As a first step in this initiative, my administration will pursue a transition to biofuels such as wood pellets and wood chips. We will identify those state buildings where conversion to wood pellets, wind, or other renewable sources of energy can reduce costs by 30 to 50 percent. This not only saves money for Maine taxpayers, it generates the investment and business activity to grow Maine’s economy . . .

We are already working on a collaborative effort with New Brunswick and Nova Scotia that will take stock in our natural resources and develop new technologies and new market opportunities. We should look to our Canadian neighbors for new partnerships that can reduce the cost of electricity in Maine and help us to better understand the energy potential of our forests. In this energy crisis, we will develop renewable sources of energy made in Maine, by Maine businesses, for Maine people ...
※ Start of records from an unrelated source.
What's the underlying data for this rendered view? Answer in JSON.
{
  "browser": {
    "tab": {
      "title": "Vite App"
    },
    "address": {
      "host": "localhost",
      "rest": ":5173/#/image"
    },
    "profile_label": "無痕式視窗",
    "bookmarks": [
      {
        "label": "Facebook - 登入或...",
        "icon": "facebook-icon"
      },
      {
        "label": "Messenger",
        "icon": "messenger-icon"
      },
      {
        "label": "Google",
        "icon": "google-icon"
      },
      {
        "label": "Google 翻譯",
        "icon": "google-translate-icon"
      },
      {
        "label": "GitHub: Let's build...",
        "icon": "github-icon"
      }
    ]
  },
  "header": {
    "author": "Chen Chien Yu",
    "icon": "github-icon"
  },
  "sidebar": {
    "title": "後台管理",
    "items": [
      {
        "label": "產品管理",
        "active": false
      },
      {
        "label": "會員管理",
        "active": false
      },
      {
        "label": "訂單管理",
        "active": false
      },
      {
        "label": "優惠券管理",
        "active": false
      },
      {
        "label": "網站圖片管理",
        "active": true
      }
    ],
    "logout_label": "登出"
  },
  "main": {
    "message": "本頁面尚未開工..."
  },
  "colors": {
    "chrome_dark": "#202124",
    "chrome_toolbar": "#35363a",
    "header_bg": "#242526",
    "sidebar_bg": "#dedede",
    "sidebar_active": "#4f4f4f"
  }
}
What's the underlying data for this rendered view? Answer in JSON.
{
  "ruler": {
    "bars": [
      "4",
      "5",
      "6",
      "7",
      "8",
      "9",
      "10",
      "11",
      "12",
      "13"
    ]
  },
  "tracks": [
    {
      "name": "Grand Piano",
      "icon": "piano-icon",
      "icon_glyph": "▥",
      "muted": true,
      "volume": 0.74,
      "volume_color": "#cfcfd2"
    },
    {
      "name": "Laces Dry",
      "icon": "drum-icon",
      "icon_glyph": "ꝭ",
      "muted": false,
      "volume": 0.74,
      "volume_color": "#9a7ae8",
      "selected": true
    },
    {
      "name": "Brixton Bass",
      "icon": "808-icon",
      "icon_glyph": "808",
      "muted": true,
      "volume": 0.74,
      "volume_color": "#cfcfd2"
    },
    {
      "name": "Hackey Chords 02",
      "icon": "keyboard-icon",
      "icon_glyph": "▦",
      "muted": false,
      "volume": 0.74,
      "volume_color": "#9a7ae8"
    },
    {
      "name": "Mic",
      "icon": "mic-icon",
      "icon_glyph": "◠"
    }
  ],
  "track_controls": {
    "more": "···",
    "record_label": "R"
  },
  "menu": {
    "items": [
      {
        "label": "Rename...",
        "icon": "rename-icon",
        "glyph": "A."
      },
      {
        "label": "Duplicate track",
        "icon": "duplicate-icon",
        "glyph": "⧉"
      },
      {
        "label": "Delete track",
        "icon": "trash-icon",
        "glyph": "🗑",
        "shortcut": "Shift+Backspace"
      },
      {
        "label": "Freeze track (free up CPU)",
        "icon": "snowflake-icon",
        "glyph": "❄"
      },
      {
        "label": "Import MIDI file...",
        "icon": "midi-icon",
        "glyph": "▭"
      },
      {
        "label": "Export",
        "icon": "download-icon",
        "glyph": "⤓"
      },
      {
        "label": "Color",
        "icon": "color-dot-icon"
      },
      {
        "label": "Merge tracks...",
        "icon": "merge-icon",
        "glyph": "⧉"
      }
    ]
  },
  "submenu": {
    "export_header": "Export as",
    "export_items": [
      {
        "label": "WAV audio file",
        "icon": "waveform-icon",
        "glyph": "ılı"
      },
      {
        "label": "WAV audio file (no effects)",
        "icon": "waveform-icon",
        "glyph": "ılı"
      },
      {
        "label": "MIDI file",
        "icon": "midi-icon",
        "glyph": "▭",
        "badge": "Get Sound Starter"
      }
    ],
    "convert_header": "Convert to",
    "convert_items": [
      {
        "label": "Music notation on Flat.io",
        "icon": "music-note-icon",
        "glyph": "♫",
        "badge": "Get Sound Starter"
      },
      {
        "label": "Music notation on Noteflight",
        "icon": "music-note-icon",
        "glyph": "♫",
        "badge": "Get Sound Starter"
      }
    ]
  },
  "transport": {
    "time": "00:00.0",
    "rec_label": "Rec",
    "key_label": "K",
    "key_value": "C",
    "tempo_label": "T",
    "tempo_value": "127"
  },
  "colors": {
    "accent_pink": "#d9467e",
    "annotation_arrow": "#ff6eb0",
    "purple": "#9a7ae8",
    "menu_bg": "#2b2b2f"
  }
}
Through our workforce training initiatives, investments in research and development, and Pine Tree Economic Development Zones, we want to enhance the power of the private sector to create good jobs with good benefits. Between November 2006 and November 2007, Maine’s economy created 4,400 new jobs despite slow growth in New England and nationally. Since 2003, Maine’s economy has created more than 24,000 new jobs. Our incomes have grown. And we’ve empowered our people to become entrepreneurs. According to the Kauffman Foundation, Maine ranked in the top five in 2006 for people who, for the first time, started their own new businesses. This is the spirit of Maine.

In November, voters approved a $55 million dollar investment that will help those entrepreneurs develop new ideas and bring them to the market. It’s the kind of investment that turns good ideas into good jobsGov. Baldacci of Maine during the State of the State address, 2008 photo by Ramona du Houx

I’ve asked my economic development Commissioner John Richardson and Maine State Chamber of Commerce President Dana Connors to work with the Legislature to change the way we do business for business. We can better serve Maine’s business community with a local and regional emphasis and greater coordination and partnership. We need to move our economic development efforts away from Augusta and into the communities and regions where it can do the most good. The State’s top economic development priority should be to provide them with the support, resources, and vision to help them accomplish their goals. We all understand the Maine economy is in a time of dramatic, even historic, change ...

Economic prosperity demands that we invest in our workforce, in our open landscapes, and in our historic downtowns. Even now, we cannot become so focused on today that we sacrifice the investments that will make us stronger tomorrow ...

That’s why I am supporting an historic rehabilitation tax credit. For a modest investment, we can attract millions of dollars worth of growth, which will bring new jobs, new revenues, affordable housing and new life to our cities and towns.

It’s my goal that children start school ready to learn, and graduate from college ready and able to succeed here in Maine. Early childhood was the heart of my economic summit held in November. More than 200 Maine business and community leaders came together to understand the positive economic returns from early childhood investments. I will continue to work with those Mainers to transform the Children’s Cabinet Task Force on Early Childhood into a Children’s Growth Council ...

We are streamlining government and cutting administration. And we’re controlling spending. We are investing in education and innovation, so our children and families can succeed here in our state. We are helping increase incomes by creating good jobs with good benefits. That’s the roadmap that gets Maine where it needs to be.

This year, the Legislature will be called upon to take bold action, to protect the gains that have been made and to push forward on the reforms that will guide State government into the future.

— Governor John E. Baldacci, Jan 9, 2008

Gov. Baldacci recieves congrats from legislators after the State of the State address. photo by Ramona du Houx